The sun is shining as I watch my three-year-old at play.

It is still chilly outside, but the beauty of the day has beckoned us out the door in our hoodies to proudly announce the arrival of spring—it may be a timid shout, but we are taking what we can get.

A long winter is finally over. And I believe I can now say that without regret.

I am just happy to see my little son playing in our yard.

The backyard is his oyster right now as he navigates it like a seasoned sailor. He stands on top of his playhouse with one hand freely waving in the air as he shades his eyes from sun and looks upon everything that is his. Joyfully he showers himself with handfuls of green grass and delights in a bright purple flower he found growing next to his swing set, which he carefully places behind my ear and kisses my cheek.

(Be still my heart.)

I demonstrate the opposite as I shiver a bit under my zipped jacket and tie my hood under my chin. While I appreciate the improvement, my thoughts are already skipping ahead to the pool-side days of summer.

Suddenly the beauty of right now starts to sag as I feel even colder and more dissatisfied. Forgetting the warmth of today, I dream of something more. I always seem to live in anticipation of a better day.

In winter I waited for spring, now in spring I wait for summer, and so it goes. Not my little son though; even in the winter he trudged in the snow with open arms while I grumbled about the cold.

I think that life is like that.
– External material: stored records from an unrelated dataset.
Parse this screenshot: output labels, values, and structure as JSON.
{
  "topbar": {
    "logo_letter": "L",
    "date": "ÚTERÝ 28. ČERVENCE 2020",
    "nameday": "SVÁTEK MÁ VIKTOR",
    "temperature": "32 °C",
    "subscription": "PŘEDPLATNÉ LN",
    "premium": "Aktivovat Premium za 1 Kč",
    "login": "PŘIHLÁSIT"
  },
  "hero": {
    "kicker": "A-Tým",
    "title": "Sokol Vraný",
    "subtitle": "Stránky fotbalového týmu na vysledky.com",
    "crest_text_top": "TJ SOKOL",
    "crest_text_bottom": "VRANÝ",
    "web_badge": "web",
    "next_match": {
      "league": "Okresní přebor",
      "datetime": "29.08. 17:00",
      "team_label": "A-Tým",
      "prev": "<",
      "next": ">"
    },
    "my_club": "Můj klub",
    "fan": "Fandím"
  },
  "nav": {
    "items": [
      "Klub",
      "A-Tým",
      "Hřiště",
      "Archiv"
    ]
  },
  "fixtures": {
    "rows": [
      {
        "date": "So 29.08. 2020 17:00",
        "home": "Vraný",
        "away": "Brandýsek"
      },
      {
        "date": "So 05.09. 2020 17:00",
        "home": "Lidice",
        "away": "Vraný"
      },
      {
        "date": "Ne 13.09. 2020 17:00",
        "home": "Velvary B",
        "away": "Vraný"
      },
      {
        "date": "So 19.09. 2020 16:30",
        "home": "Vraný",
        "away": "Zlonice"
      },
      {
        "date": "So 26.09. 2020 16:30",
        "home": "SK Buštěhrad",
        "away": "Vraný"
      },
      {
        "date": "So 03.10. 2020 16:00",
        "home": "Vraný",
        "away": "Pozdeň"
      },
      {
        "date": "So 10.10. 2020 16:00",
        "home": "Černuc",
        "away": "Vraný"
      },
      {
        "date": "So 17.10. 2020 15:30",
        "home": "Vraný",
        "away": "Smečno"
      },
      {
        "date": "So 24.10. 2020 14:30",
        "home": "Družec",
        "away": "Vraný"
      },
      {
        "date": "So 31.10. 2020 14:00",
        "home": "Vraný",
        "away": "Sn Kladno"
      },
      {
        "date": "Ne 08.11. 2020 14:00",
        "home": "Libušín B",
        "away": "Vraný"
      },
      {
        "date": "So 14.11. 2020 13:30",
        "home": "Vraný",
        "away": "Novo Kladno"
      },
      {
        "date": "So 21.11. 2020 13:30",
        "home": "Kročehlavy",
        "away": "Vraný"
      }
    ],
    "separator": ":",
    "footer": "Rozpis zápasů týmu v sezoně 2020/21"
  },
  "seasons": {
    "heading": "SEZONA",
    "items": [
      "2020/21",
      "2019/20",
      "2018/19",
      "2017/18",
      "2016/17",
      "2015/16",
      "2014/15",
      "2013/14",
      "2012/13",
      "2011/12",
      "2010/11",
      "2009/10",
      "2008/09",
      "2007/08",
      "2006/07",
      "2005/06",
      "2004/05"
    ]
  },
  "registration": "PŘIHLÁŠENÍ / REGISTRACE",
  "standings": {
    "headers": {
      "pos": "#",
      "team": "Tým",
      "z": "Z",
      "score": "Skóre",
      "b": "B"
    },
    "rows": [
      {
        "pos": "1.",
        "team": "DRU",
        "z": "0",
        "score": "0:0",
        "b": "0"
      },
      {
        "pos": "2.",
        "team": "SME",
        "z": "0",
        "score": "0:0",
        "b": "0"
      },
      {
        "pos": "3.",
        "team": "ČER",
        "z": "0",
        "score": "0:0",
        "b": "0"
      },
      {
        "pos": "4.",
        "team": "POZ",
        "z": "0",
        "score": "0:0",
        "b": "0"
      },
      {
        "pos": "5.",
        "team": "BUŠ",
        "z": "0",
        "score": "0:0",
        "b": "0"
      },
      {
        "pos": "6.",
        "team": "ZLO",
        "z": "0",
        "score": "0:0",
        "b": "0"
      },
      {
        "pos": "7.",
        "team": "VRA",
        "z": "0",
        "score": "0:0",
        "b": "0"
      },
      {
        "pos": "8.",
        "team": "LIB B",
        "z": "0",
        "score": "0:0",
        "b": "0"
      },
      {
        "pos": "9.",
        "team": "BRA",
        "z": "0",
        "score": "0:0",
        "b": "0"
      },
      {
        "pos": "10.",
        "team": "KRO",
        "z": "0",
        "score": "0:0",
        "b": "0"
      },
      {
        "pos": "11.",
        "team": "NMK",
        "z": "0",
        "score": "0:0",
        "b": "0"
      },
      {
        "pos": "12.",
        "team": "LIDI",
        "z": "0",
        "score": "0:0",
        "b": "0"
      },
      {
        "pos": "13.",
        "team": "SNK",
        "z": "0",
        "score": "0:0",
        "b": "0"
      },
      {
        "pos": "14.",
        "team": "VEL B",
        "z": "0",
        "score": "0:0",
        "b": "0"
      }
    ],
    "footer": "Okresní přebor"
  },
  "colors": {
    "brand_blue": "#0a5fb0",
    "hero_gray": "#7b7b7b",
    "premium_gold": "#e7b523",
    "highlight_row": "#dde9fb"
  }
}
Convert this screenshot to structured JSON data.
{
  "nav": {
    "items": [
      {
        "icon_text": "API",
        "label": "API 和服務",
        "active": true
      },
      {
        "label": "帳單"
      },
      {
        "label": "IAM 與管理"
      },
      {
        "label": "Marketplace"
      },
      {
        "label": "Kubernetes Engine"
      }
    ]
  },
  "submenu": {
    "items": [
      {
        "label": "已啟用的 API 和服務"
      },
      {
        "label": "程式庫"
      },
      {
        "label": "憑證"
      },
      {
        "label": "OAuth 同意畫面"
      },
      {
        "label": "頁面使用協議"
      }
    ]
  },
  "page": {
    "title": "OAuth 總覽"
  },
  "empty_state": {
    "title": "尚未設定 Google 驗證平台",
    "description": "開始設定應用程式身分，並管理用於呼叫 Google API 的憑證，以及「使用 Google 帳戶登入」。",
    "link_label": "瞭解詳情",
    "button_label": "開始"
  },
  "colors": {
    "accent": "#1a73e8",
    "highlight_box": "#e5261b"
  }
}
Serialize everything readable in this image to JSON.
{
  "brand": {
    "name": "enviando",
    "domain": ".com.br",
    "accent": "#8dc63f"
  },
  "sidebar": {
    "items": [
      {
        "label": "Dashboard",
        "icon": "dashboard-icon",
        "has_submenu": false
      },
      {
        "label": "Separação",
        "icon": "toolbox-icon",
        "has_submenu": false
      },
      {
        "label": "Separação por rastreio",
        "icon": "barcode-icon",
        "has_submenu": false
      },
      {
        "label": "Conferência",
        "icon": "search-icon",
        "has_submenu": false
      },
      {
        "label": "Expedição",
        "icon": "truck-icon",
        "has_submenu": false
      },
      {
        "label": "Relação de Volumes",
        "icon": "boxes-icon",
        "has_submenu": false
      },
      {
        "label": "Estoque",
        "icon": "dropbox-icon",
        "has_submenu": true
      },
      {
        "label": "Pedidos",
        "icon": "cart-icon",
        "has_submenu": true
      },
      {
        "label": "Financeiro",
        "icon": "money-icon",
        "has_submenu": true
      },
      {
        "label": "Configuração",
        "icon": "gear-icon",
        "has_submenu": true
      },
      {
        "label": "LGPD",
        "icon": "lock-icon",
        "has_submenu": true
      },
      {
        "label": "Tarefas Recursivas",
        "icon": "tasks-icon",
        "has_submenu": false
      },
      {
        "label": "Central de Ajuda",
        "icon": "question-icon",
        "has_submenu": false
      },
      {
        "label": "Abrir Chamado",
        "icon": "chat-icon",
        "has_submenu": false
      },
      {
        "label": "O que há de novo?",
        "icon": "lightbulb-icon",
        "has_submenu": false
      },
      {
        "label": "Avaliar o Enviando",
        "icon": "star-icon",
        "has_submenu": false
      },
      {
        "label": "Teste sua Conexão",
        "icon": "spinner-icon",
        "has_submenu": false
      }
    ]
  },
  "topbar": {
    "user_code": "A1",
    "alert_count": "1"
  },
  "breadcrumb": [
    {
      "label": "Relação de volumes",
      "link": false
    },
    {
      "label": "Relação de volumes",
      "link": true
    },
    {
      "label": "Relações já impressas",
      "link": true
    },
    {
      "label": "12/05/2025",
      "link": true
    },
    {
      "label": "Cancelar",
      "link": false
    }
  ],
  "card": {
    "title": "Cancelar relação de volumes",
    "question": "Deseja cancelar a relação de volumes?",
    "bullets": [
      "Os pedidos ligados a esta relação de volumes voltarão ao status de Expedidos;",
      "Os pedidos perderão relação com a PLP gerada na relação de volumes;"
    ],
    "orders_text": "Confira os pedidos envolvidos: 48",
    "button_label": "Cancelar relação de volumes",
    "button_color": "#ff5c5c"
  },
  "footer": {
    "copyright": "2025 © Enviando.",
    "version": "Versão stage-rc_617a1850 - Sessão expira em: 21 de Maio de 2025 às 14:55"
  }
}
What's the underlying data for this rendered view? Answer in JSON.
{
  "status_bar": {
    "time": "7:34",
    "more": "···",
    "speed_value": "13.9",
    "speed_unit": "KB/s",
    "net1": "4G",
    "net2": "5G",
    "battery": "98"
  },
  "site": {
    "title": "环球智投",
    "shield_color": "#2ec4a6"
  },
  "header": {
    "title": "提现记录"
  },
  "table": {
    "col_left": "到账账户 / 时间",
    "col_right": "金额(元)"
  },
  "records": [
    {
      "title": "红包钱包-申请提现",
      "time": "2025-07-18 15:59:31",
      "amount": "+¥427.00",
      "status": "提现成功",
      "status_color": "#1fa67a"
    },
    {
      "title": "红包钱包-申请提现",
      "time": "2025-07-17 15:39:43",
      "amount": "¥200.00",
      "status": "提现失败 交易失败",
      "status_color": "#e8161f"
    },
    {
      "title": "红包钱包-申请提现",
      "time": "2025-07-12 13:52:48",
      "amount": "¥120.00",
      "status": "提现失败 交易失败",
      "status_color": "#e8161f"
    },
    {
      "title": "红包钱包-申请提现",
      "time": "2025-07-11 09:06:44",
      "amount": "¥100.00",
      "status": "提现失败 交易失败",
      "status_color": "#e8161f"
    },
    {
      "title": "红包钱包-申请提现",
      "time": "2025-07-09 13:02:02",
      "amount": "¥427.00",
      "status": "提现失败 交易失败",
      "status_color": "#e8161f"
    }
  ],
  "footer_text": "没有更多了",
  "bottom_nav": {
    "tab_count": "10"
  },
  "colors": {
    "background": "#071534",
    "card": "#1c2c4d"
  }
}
In our constant search for greener grass, we often miss the flowers—or the winter wonderland—right in front of us.

Every time we focus on what we don’t have we become a little less satisfied with what we do. It doesn’t mean that we shouldn’t dream or reach for something better, but always with an awareness that each moment is a gift from God and one to cherish.

There is purpose in each step we take in our journey to eternity, and because of this, hope glimmers even on our rainiest days.

Storms are an inevitable part of life but as Christians we can know a greater peace because someday He will wipe the tears from our faces, and we will spin around in the glorious rays of the Son. 

For now, I am going to join my son and appreciate this moment and prepare for the storm that will arise when I announce it is time to go inside. The beauty in that storm? 

Naptime, of course.

Meg Duncan

Meg Duncan is a Christian author and columnist. Her writing takes readers to recognizable places and assures them they aren’t alone. From raising children, navigating marriage, sorting laundry piles, and avoiding carbs (or blissfully embracing them, depending on the day), she combats self-doubt with humor and grace.